Laws himself is the leader on The Rite of Spring (Epic/Legacy EK 61628), an attempt to fuse classical music and jazz recorded in 1971. Laws has always had a clear, classical tone, much softer and cleaner than that of Herbie Mann, the era's other popular jazz flutist, and many of Laws' recordings have featured classical pieces. On The Rite of Spring, however, it's all classical, with Laws' flute bathed in Don Sebesky's complementary arrangements of Faure, Stravinsky, Debussy and Bach.

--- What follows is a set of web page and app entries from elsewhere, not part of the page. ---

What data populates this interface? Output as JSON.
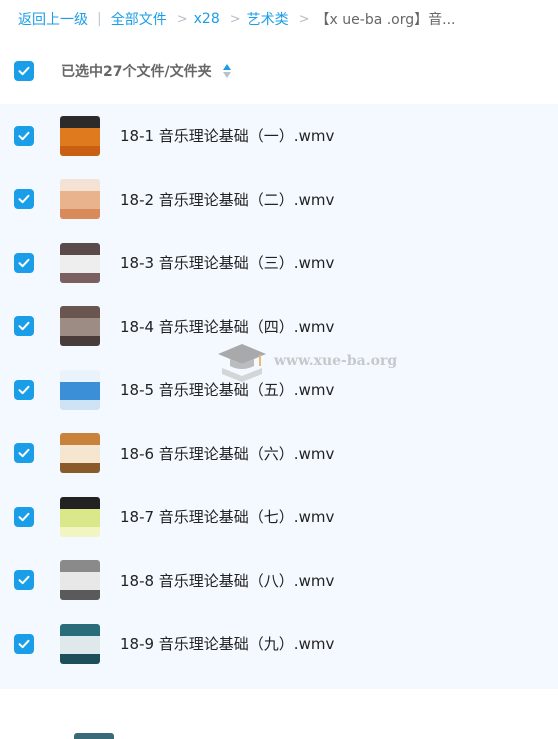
{
  "breadcrumb": {
    "back": "返回上一级",
    "root": "全部文件",
    "level1": "x28",
    "level2": "艺术类",
    "current": "【x ue-ba .org】音..."
  },
  "selection": {
    "label": "已选中27个文件/文件夹"
  },
  "files": [
    {
      "name": "18-1 音乐理论基础（一）.wmv",
      "thumb_colors": [
        "#2b2b2b",
        "#e07a1f",
        "#c85f12"
      ]
    },
    {
      "name": "18-2 音乐理论基础（二）.wmv",
      "thumb_colors": [
        "#f4e3d4",
        "#e9b48d",
        "#d98a5a"
      ]
    },
    {
      "name": "18-3 音乐理论基础（三）.wmv",
      "thumb_colors": [
        "#5a4a4a",
        "#eeeeee",
        "#7a6060"
      ]
    },
    {
      "name": "18-4 音乐理论基础（四）.wmv",
      "thumb_colors": [
        "#6a5650",
        "#9c8c84",
        "#4a3c38"
      ]
    },
    {
      "name": "18-5 音乐理论基础（五）.wmv",
      "thumb_colors": [
        "#eaf2fb",
        "#3a8fd6",
        "#cfe3f6"
      ]
    },
    {
      "name": "18-6 音乐理论基础（六）.wmv",
      "thumb_colors": [
        "#c9823a",
        "#f5e6d0",
        "#8a5a2a"
      ]
    },
    {
      "name": "18-7 音乐理论基础（七）.wmv",
      "thumb_colors": [
        "#222222",
        "#dbe88a",
        "#f0f5c2"
      ]
    },
    {
      "name": "18-8 音乐理论基础（八）.wmv",
      "thumb_colors": [
        "#8a8a8a",
        "#e8e8e8",
        "#5a5a5a"
      ]
    },
    {
      "name": "18-9 音乐理论基础（九）.wmv",
      "thumb_colors": [
        "#2a6c7a",
        "#dfe9ec",
        "#1d4f5a"
      ]
    },
    {
      "name": "",
      "thumb_colors": [
        "#3a6a78",
        "#3a6a78",
        "#3a6a78"
      ]
    }
  ],
  "watermark": {
    "text": "www.xue-ba.org"
  },
  "colors": {
    "accent": "#1a9ee8",
    "list_bg": "#f3f9ff"
  }
}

Reedman Joe Farrell recorded Moon Germs (Epic/Legacy EK61630) in November, 1972, while a member of Chick Corea's first incarnation of Return to Forever. With Herbie Hancock along on piano, RTF-mate Stanley Clarke on bass, and Jack DeJohnette on the drummer's throne, Farrell produced an outstanding quartet recording, one of the era's best. The writing is strong, Farrell sizzles on soprano sax and flute, and Clarke offers a glimpse of why he would become one of the most highly regarded electric and acoustic bassmen on the music scene.

Another under-appreciated gem is Antonio Carlos Jobim's Stoneflower (Epic/Legacy EK61616) from 1970. Featuring Laws, Farrell, and trombonist Urbie Green in tightly scripted settings, this recording is more about mood than instrumental virtuosity. The title cut is one of the Brazilian master's coolest compositions.

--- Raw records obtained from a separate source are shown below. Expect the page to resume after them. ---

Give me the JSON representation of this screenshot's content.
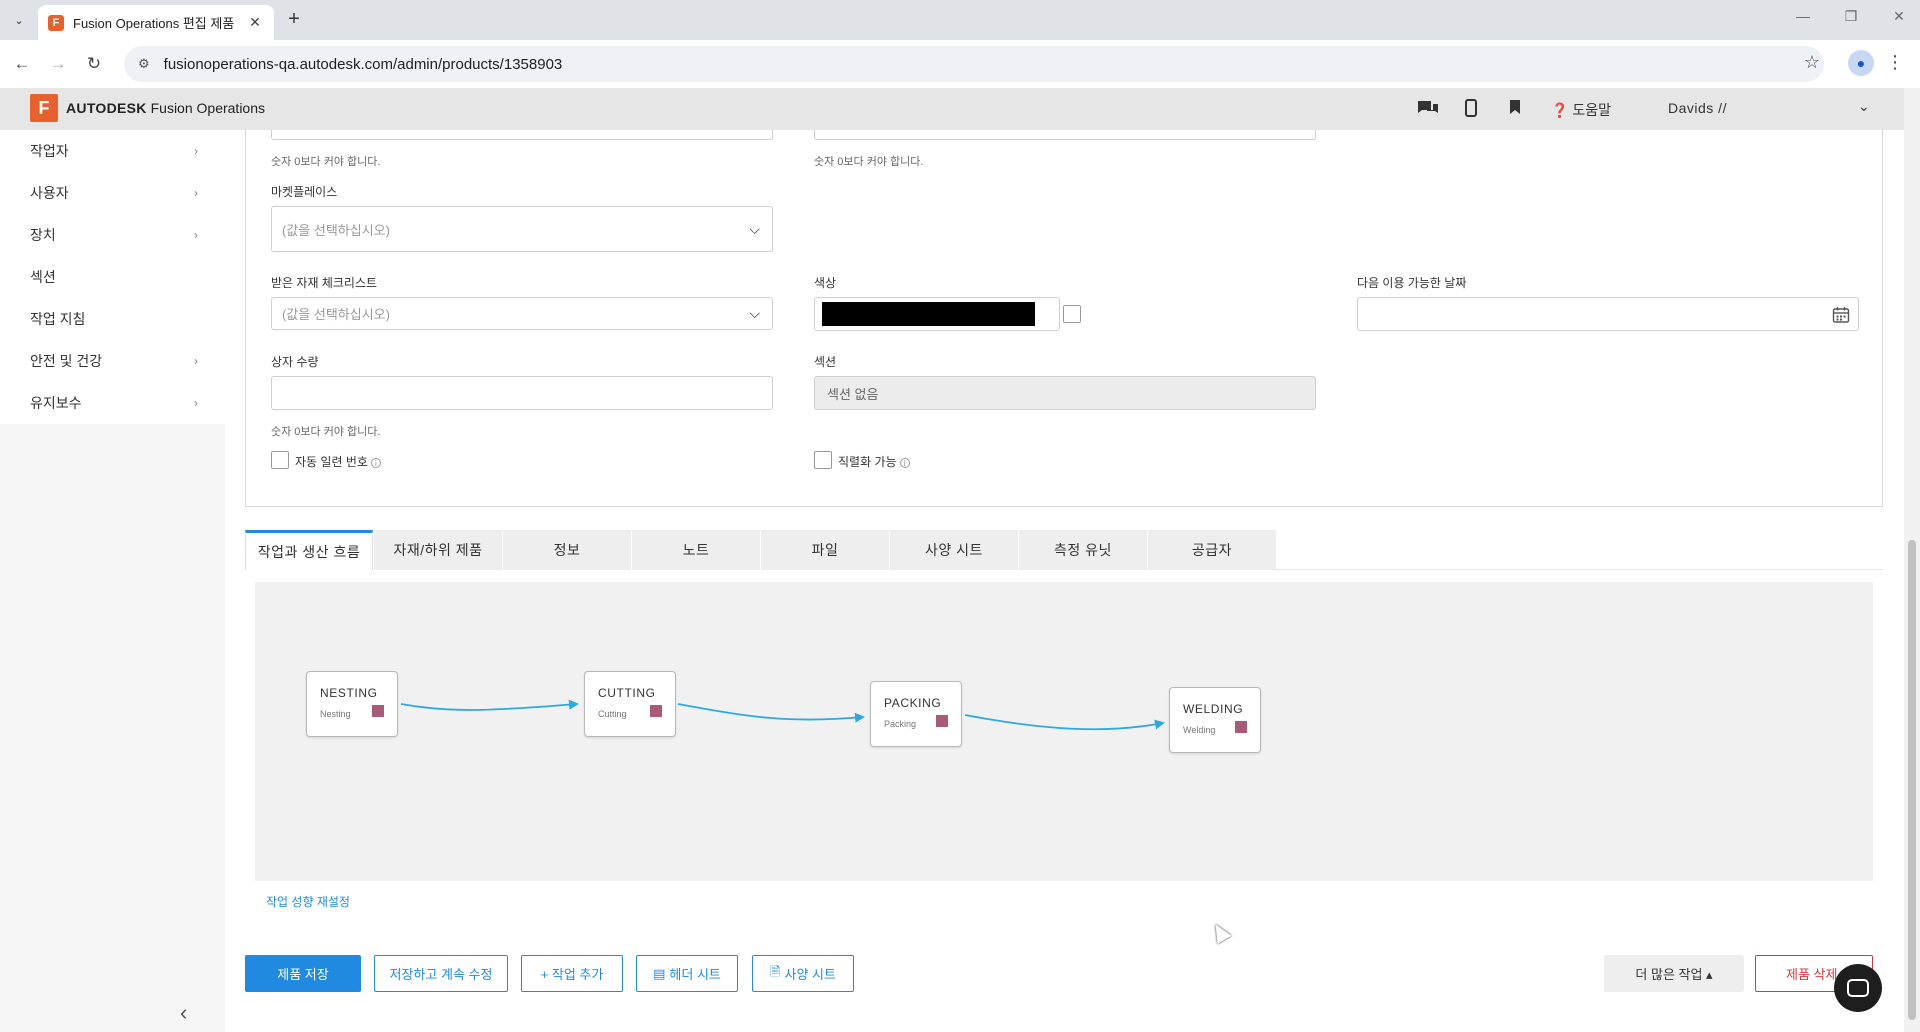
{
  "browser": {
    "tab_title": "Fusion Operations 편집 제품",
    "url": "fusionoperations-qa.autodesk.com/admin/products/1358903"
  },
  "app_header": {
    "logo_letter": "F",
    "brand_bold": "AUTODESK",
    "brand_rest": "Fusion Operations",
    "help_label": "도움말",
    "user_label": "Davids //"
  },
  "sidebar": {
    "items": [
      {
        "label": "작업자",
        "has_chevron": true
      },
      {
        "label": "사용자",
        "has_chevron": true
      },
      {
        "label": "장치",
        "has_chevron": true
      },
      {
        "label": "섹션",
        "has_chevron": false
      },
      {
        "label": "작업 지침",
        "has_chevron": false
      },
      {
        "label": "안전 및 건강",
        "has_chevron": true
      },
      {
        "label": "유지보수",
        "has_chevron": true
      }
    ]
  },
  "form": {
    "hint_positive": "숫자 0보다 커야 합니다.",
    "marketplace": {
      "label": "마켓플레이스",
      "placeholder": "(값을 선택하십시오)"
    },
    "checklist": {
      "label": "받은 자재 체크리스트",
      "placeholder": "(값을 선택하십시오)"
    },
    "color": {
      "label": "색상",
      "value": "#000000"
    },
    "next_available_date": {
      "label": "다음 이용 가능한 날짜",
      "value": ""
    },
    "box_quantity": {
      "label": "상자 수량",
      "value": ""
    },
    "section": {
      "label": "섹션",
      "value": "섹션 없음"
    },
    "auto_serial": {
      "label": "자동 일련 번호",
      "checked": false
    },
    "serializable": {
      "label": "직렬화 가능",
      "checked": false
    }
  },
  "tabs": [
    {
      "label": "작업과 생산 흐름",
      "active": true
    },
    {
      "label": "자재/하위 제품",
      "active": false
    },
    {
      "label": "정보",
      "active": false
    },
    {
      "label": "노트",
      "active": false
    },
    {
      "label": "파일",
      "active": false
    },
    {
      "label": "사양 시트",
      "active": false
    },
    {
      "label": "측정 유닛",
      "active": false
    },
    {
      "label": "공급자",
      "active": false
    }
  ],
  "flow": {
    "nodes": [
      {
        "title": "NESTING",
        "subtitle": "Nesting"
      },
      {
        "title": "CUTTING",
        "subtitle": "Cutting"
      },
      {
        "title": "PACKING",
        "subtitle": "Packing"
      },
      {
        "title": "WELDING",
        "subtitle": "Welding"
      }
    ],
    "node_color": "#a85a78",
    "edge_color": "#29abe2",
    "reset_label": "작업 성향 재설정"
  },
  "actions": {
    "save": "제품 저장",
    "save_continue": "저장하고 계속 수정",
    "add_task": "+ 작업 추가",
    "header_sheet": "헤더 시트",
    "spec_sheet": "사양 시트",
    "more_actions": "더 많은 작업 ▴",
    "delete": "제품 삭제"
  },
  "colors": {
    "accent": "#1f8ae0",
    "brand": "#e8612d",
    "danger": "#d9363e"
  }
}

Tenor saxophonist Stanley Turrentine became known as "the Sugarman" following the release of Sugar (Epic/Legacy EK 28284) in 1971. With Benson, Hubbard, Carter, organist Butch Cornell and electric pianist Lonnie Liston Smith along for the ride, Turrentine stretches out with his distinctive tone and style. The title track is one you'll recognize, even if you don't know the name, and the group's take on John Coltrane's "Impressions" is superb.

Organist Johnny Hammond and drummer Idris Muhammed are probably the least known artists in this batch of releases, but their discs make for excellent listening. Muhammad's Power of Soul (Epic/Legacy EK 86149) kicks off with a powerhouse funk/fusion reading of Jimi Hendrix's title cut, then settles into a laid back, mellow funkiness for the rest of the journey. Sax wiz Grover Washington, Jr., and trumpeter Randy Brecker provide the solo fireworks.

Washington actually made his recording debut on Hammond's Breakout (Epic/Legacy EK 86146), a star-studded taste of organ-powered soul jazz recorded in 1971. Working through soulful pop tunes like "It's Too Late," "Workin' on a Groovy Thing" and "Never Can Say Goodbye," the assemblage lays down a smoldering groove that never lets up.

There are more CTI reissues to come this summer, but this octet offers plenty to choose from until then and whets the appetite for more. Stay tuned.